Information given below:
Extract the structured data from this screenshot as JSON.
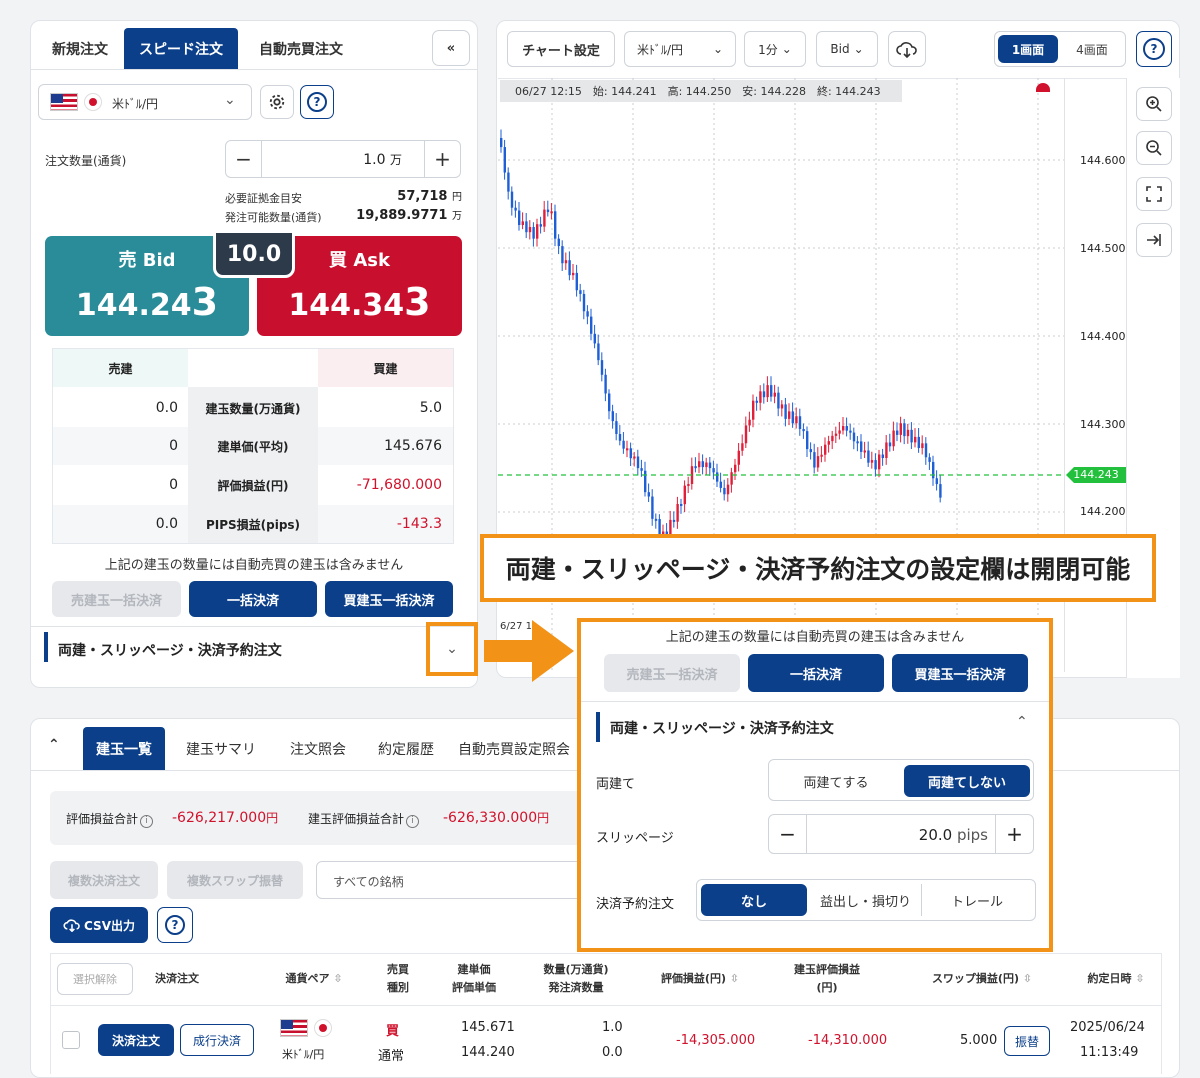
{
  "tabs": {
    "new_order": "新規注文",
    "speed_order": "スピード注文",
    "auto_order": "自動売買注文",
    "collapse": "«"
  },
  "pair": {
    "label": "米ﾄﾞﾙ/円"
  },
  "order": {
    "qty_label": "注文数量(通貨)",
    "qty_value": "1.0",
    "qty_unit": "万",
    "margin_label": "必要証拠金目安",
    "margin_value": "57,718",
    "margin_unit": "円",
    "available_label": "発注可能数量(通貨)",
    "available_value": "19,889.9771",
    "available_unit": "万"
  },
  "quote": {
    "bid_label": "売 Bid",
    "bid_main": "144.24",
    "bid_last": "3",
    "ask_label": "買 Ask",
    "ask_main": "144.34",
    "ask_last": "3",
    "spread": "10.0"
  },
  "positions": {
    "sell_header": "売建",
    "buy_header": "買建",
    "rows": [
      {
        "sell": "0.0",
        "label": "建玉数量(万通貨)",
        "buy": "5.0"
      },
      {
        "sell": "0",
        "label": "建単価(平均)",
        "buy": "145.676"
      },
      {
        "sell": "0",
        "label": "評価損益(円)",
        "buy": "-71,680.000"
      },
      {
        "sell": "0.0",
        "label": "PIPS損益(pips)",
        "buy": "-143.3"
      }
    ]
  },
  "note": "上記の建玉の数量には自動売買の建玉は含みません",
  "settle": {
    "sell_all": "売建玉一括決済",
    "all": "一括決済",
    "buy_all": "買建玉一括決済"
  },
  "section_title": "両建・スリッページ・決済予約注文",
  "chart": {
    "settings": "チャート設定",
    "pair": "米ﾄﾞﾙ/円",
    "interval": "1分",
    "side": "Bid",
    "view1": "1画面",
    "view4": "4画面",
    "info": "06/27 12:15　始: 144.241　高: 144.250　安: 144.228　終: 144.243",
    "ylabels": [
      "144.600",
      "144.500",
      "144.400",
      "144.300",
      "144.200"
    ],
    "current": "144.243",
    "xlabel": "6/27 1"
  },
  "callout": "両建・スリッページ・決済予約注文の設定欄は開閉可能",
  "popup": {
    "hedge_label": "両建て",
    "hedge_yes": "両建てする",
    "hedge_no": "両建てしない",
    "slip_label": "スリッページ",
    "slip_value": "20.0",
    "slip_unit": "pips",
    "reserve_label": "決済予約注文",
    "reserve_none": "なし",
    "reserve_tp": "益出し・損切り",
    "reserve_trail": "トレール"
  },
  "bottom": {
    "tabs": [
      "建玉一覧",
      "建玉サマリ",
      "注文照会",
      "約定履歴",
      "自動売買設定照会"
    ],
    "pl_label": "評価損益合計",
    "pl_value": "-626,217.000",
    "pl_unit": "円",
    "pos_pl_label": "建玉評価損益合計",
    "pos_pl_value": "-626,330.000",
    "pos_pl_unit": "円",
    "multi_settle": "複数決済注文",
    "multi_swap": "複数スワップ振替",
    "symbol_filter": "すべての銘柄",
    "csv": "CSV出力",
    "deselect": "選択解除",
    "headers": {
      "settle": "決済注文",
      "pair": "通貨ペア",
      "side1": "売買",
      "side2": "種別",
      "price1": "建単価",
      "price2": "評価単価",
      "qty1": "数量(万通貨)",
      "qty2": "発注済数量",
      "pl": "評価損益(円)",
      "pos_pl1": "建玉評価損益",
      "pos_pl2": "(円)",
      "swap": "スワップ損益(円)",
      "date": "約定日時"
    },
    "row": {
      "settle_btn": "決済注文",
      "market_btn": "成行決済",
      "pair": "米ﾄﾞﾙ/円",
      "side": "買",
      "type": "通常",
      "price": "145.671",
      "eval_price": "144.240",
      "qty": "1.0",
      "ordered": "0.0",
      "pl": "-14,305.000",
      "pos_pl": "-14,310.000",
      "swap": "5.000",
      "swap_btn": "振替",
      "date": "2025/06/24",
      "time": "11:13:49"
    }
  },
  "colors": {
    "bid": "#2a8c99",
    "ask": "#c8102e",
    "brand": "#0b3f8a",
    "callout": "#f29318",
    "up": "#e0203a",
    "down": "#1f5fd6"
  }
}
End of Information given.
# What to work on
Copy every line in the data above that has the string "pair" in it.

# Response for this exercise
  "pair": {
    "pair": "米ﾄﾞﾙ/円",
      "pair": "通貨ペア",
      "pair": "米ﾄﾞﾙ/円",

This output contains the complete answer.